DESCRIPTION OF THE TASK: For this exercise, print the records below verbatim.

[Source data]
=-=-=-=-=
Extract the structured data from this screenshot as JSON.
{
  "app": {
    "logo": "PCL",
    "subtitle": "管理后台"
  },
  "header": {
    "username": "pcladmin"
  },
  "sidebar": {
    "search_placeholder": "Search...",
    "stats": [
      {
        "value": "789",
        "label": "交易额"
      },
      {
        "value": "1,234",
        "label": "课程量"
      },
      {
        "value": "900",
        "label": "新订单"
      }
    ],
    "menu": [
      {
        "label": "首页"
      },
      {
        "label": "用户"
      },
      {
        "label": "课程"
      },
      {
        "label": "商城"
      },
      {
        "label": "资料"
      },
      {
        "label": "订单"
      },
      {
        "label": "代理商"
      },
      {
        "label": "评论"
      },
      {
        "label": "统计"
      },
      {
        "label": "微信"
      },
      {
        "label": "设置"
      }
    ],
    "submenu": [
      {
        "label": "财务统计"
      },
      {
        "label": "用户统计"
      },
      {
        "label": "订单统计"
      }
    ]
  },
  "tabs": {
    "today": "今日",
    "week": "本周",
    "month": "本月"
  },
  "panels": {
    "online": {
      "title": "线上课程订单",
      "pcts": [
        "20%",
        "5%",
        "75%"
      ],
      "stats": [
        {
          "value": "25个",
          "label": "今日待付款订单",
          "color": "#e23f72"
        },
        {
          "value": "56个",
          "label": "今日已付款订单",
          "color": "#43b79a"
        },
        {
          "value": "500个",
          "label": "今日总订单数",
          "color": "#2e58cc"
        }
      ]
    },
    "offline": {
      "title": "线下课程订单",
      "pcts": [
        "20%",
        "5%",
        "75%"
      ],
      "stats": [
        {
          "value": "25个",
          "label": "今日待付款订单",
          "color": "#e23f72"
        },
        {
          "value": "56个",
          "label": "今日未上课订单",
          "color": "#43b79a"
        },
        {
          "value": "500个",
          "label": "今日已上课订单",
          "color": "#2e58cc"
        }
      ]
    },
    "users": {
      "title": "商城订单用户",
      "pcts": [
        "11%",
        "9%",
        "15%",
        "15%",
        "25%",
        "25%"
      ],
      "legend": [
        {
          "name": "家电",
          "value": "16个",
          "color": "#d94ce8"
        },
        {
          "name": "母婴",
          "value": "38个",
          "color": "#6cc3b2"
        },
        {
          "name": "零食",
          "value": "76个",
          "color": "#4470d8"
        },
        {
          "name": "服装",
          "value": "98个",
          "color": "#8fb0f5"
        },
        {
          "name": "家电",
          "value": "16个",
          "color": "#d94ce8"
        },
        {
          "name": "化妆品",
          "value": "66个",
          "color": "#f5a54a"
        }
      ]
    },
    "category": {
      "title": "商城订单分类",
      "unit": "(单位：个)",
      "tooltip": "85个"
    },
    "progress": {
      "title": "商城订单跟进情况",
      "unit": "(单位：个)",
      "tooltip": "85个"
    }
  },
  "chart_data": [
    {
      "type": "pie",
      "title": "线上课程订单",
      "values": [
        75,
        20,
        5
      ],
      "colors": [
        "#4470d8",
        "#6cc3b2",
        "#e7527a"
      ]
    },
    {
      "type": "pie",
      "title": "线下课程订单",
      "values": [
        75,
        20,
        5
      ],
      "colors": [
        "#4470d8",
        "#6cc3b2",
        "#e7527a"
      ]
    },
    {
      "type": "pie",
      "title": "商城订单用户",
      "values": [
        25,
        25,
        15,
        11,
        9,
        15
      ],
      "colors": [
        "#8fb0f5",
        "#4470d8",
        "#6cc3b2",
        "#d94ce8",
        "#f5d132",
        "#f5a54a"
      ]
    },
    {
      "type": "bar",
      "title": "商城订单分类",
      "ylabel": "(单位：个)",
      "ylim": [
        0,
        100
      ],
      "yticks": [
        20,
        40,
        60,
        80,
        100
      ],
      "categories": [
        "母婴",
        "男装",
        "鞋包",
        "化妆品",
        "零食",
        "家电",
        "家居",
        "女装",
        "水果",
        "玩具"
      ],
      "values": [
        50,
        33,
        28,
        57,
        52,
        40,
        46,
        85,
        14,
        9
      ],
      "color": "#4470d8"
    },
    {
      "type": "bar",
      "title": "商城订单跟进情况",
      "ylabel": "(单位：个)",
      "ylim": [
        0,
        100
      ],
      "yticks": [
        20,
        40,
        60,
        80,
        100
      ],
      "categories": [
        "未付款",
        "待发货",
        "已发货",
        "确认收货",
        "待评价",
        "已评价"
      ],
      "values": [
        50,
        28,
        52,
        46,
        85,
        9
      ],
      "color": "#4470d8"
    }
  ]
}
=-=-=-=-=
SOLUTION BELOW:
Extract the structured data from this screenshot as JSON.
{
  "app": {
    "logo": "PCL",
    "subtitle": "管理后台"
  },
  "header": {
    "username": "pcladmin"
  },
  "sidebar": {
    "search_placeholder": "Search...",
    "stats": [
      {
        "value": "789",
        "label": "交易额"
      },
      {
        "value": "1,234",
        "label": "课程量"
      },
      {
        "value": "900",
        "label": "新订单"
      }
    ],
    "menu": [
      {
        "label": "首页"
      },
      {
        "label": "用户"
      },
      {
        "label": "课程"
      },
      {
        "label": "商城"
      },
      {
        "label": "资料"
      },
      {
        "label": "订单"
      },
      {
        "label": "代理商"
      },
      {
        "label": "评论"
      },
      {
        "label": "统计"
      },
      {
        "label": "微信"
      },
      {
        "label": "设置"
      }
    ],
    "submenu": [
      {
        "label": "财务统计"
      },
      {
        "label": "用户统计"
      },
      {
        "label": "订单统计"
      }
    ]
  },
  "tabs": {
    "today": "今日",
    "week": "本周",
    "month": "本月"
  },
  "panels": {
    "online": {
      "title": "线上课程订单",
      "pcts": [
        "20%",
        "5%",
        "75%"
      ],
      "stats": [
        {
          "value": "25个",
          "label": "今日待付款订单",
          "color": "#e23f72"
        },
        {
          "value": "56个",
          "label": "今日已付款订单",
          "color": "#43b79a"
        },
        {
          "value": "500个",
          "label": "今日总订单数",
          "color": "#2e58cc"
        }
      ]
    },
    "offline": {
      "title": "线下课程订单",
      "pcts": [
        "20%",
        "5%",
        "75%"
      ],
      "stats": [
        {
          "value": "25个",
          "label": "今日待付款订单",
          "color": "#e23f72"
        },
        {
          "value": "56个",
          "label": "今日未上课订单",
          "color": "#43b79a"
        },
        {
          "value": "500个",
          "label": "今日已上课订单",
          "color": "#2e58cc"
        }
      ]
    },
    "users": {
      "title": "商城订单用户",
      "pcts": [
        "11%",
        "9%",
        "15%",
        "15%",
        "25%",
        "25%"
      ],
      "legend": [
        {
          "name": "家电",
          "value": "16个",
          "color": "#d94ce8"
        },
        {
          "name": "母婴",
          "value": "38个",
          "color": "#6cc3b2"
        },
        {
          "name": "零食",
          "value": "76个",
          "color": "#4470d8"
        },
        {
          "name": "服装",
          "value": "98个",
          "color": "#8fb0f5"
        },
        {
          "name": "家电",
          "value": "16个",
          "color": "#d94ce8"
        },
        {
          "name": "化妆品",
          "value": "66个",
          "color": "#f5a54a"
        }
      ]
    },
    "category": {
      "title": "商城订单分类",
      "unit": "(单位：个)",
      "tooltip": "85个"
    },
    "progress": {
      "title": "商城订单跟进情况",
      "unit": "(单位：个)",
      "tooltip": "85个"
    }
  },
  "chart_data": [
    {
      "type": "pie",
      "title": "线上课程订单",
      "values": [
        75,
        20,
        5
      ],
      "colors": [
        "#4470d8",
        "#6cc3b2",
        "#e7527a"
      ]
    },
    {
      "type": "pie",
      "title": "线下课程订单",
      "values": [
        75,
        20,
        5
      ],
      "colors": [
        "#4470d8",
        "#6cc3b2",
        "#e7527a"
      ]
    },
    {
      "type": "pie",
      "title": "商城订单用户",
      "values": [
        25,
        25,
        15,
        11,
        9,
        15
      ],
      "colors": [
        "#8fb0f5",
        "#4470d8",
        "#6cc3b2",
        "#d94ce8",
        "#f5d132",
        "#f5a54a"
      ]
    },
    {
      "type": "bar",
      "title": "商城订单分类",
      "ylabel": "(单位：个)",
      "ylim": [
        0,
        100
      ],
      "yticks": [
        20,
        40,
        60,
        80,
        100
      ],
      "categories": [
        "母婴",
        "男装",
        "鞋包",
        "化妆品",
        "零食",
        "家电",
        "家居",
        "女装",
        "水果",
        "玩具"
      ],
      "values": [
        50,
        33,
        28,
        57,
        52,
        40,
        46,
        85,
        14,
        9
      ],
      "color": "#4470d8"
    },
    {
      "type": "bar",
      "title": "商城订单跟进情况",
      "ylabel": "(单位：个)",
      "ylim": [
        0,
        100
      ],
      "yticks": [
        20,
        40,
        60,
        80,
        100
      ],
      "categories": [
        "未付款",
        "待发货",
        "已发货",
        "确认收货",
        "待评价",
        "已评价"
      ],
      "values": [
        50,
        28,
        52,
        46,
        85,
        9
      ],
      "color": "#4470d8"
    }
  ]
}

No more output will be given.